What to produce:
Check each line of the material below for "this", then copy the ones that contain it.

Information shown:
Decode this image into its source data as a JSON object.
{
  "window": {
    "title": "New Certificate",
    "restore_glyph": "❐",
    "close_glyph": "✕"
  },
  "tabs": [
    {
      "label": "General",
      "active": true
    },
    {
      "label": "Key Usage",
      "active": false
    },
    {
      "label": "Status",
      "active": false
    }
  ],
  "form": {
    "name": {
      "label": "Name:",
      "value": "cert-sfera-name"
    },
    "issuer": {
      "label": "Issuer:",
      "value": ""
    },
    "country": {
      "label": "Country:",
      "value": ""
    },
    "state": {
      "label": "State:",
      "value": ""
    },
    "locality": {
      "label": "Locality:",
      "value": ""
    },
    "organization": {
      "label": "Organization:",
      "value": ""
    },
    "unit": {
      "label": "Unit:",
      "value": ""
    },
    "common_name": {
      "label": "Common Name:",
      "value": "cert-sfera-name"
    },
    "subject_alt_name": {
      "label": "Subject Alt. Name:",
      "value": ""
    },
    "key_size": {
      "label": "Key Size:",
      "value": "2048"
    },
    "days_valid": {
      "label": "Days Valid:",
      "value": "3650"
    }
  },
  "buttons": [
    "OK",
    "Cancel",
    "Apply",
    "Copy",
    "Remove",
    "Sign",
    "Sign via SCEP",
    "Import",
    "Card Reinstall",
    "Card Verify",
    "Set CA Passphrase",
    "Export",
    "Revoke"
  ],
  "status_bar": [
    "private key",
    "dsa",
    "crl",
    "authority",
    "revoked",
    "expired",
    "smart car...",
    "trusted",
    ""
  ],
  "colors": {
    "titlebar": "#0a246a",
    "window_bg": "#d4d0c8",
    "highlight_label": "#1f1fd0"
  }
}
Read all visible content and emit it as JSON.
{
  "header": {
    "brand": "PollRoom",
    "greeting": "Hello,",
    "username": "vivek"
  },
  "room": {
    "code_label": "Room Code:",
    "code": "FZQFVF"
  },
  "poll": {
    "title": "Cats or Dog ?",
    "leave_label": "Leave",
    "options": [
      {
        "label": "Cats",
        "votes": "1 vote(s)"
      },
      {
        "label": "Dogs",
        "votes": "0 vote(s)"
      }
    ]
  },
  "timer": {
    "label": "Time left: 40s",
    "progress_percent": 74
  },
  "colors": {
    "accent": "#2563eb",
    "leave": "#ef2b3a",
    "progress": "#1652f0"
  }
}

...

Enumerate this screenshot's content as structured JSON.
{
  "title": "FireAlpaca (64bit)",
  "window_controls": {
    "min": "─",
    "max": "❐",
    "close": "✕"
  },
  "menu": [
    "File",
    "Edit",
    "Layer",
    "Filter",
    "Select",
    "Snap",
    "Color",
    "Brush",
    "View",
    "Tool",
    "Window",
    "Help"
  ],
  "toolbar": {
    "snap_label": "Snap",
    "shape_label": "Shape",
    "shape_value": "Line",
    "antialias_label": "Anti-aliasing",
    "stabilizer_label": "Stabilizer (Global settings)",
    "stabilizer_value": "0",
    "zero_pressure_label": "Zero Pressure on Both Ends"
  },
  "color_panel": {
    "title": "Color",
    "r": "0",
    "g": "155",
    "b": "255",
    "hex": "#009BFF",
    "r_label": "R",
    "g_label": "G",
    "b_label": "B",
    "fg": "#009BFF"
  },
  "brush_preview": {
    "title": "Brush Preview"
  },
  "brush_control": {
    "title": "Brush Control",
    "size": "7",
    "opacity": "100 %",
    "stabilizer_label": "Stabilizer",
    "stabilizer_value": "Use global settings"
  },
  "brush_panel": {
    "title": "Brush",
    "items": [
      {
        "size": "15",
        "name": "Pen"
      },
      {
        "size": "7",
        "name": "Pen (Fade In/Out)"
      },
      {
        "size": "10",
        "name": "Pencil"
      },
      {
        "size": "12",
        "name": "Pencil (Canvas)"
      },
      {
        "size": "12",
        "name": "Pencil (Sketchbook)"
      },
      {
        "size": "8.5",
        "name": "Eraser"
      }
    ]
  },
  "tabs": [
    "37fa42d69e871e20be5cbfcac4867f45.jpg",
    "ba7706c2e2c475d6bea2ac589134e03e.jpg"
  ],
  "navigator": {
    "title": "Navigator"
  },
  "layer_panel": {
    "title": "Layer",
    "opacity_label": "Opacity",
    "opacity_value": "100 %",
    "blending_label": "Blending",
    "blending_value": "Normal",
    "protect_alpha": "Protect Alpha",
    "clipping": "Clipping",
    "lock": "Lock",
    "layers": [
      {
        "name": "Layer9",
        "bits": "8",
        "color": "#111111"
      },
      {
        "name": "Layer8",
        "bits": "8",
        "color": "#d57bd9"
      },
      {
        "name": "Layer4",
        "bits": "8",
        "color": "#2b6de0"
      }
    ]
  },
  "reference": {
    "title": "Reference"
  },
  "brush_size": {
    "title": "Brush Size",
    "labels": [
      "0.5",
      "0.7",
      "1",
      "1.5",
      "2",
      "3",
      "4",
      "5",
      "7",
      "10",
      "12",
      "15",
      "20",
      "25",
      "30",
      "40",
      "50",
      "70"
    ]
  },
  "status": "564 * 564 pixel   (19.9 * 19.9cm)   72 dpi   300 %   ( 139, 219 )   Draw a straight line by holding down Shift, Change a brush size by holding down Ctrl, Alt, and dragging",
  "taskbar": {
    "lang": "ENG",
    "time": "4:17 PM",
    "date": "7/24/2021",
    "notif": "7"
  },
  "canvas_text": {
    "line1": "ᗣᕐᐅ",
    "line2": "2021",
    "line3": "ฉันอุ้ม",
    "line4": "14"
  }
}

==

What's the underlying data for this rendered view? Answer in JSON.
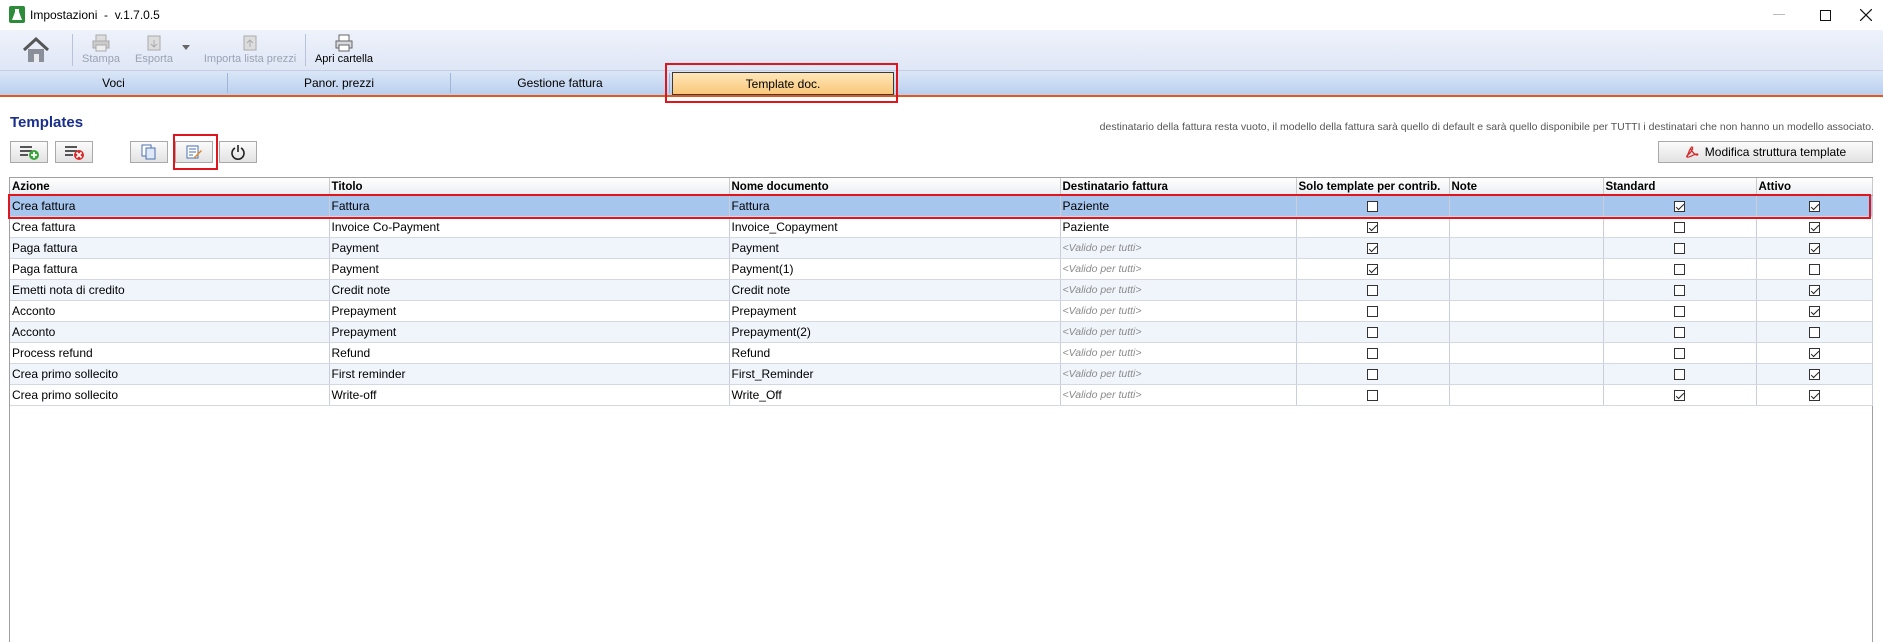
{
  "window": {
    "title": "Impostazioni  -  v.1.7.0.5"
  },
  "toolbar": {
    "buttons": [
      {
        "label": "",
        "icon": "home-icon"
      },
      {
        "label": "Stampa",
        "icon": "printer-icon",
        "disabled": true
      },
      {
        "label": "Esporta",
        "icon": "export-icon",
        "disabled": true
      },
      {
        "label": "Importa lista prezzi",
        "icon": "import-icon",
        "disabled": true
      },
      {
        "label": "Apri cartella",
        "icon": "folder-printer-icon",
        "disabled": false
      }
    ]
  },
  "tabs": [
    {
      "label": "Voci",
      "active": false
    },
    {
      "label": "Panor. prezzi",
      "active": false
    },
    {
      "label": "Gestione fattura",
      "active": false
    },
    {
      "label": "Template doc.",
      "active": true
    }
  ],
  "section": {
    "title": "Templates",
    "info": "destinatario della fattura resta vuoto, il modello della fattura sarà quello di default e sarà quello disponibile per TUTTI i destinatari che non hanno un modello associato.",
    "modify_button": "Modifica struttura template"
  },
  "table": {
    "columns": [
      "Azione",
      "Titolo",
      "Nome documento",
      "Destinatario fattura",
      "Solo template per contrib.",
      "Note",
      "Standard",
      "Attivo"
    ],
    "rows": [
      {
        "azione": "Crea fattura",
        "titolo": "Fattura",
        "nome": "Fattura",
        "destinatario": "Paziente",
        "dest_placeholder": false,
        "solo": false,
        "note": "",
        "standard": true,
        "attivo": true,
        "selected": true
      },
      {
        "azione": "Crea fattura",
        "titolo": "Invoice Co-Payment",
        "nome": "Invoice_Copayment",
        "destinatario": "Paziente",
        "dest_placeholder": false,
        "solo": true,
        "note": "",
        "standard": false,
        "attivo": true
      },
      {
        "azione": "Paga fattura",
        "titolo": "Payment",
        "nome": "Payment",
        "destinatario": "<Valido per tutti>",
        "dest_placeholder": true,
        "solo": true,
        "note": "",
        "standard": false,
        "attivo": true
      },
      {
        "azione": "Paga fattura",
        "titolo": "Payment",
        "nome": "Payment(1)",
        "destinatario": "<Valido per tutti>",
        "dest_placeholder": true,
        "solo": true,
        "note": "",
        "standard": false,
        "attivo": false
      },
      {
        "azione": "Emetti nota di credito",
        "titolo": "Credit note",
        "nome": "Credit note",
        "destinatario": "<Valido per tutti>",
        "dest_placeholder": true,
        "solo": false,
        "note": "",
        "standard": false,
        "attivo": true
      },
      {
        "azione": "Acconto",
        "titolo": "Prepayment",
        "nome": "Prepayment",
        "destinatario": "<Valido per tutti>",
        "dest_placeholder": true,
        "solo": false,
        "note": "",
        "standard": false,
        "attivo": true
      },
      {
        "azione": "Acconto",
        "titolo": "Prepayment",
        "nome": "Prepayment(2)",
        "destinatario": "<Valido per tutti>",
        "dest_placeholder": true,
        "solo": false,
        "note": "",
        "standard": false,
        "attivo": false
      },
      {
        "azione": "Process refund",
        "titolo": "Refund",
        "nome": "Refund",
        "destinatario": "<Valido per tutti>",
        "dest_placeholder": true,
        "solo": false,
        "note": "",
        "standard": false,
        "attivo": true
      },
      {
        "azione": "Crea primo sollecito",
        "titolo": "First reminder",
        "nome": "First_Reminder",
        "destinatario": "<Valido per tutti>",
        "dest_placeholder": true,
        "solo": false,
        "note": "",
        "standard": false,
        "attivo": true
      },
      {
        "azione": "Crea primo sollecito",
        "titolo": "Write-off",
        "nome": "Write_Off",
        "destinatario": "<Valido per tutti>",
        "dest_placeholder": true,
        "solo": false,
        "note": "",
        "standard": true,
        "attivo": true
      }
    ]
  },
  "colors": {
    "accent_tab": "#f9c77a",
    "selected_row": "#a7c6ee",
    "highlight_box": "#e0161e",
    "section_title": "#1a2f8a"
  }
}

Expected output:
Decode this image into its source data as a JSON object.
Enumerate this screenshot's content as structured JSON.
What's the underlying data for this rendered view? Answer in JSON.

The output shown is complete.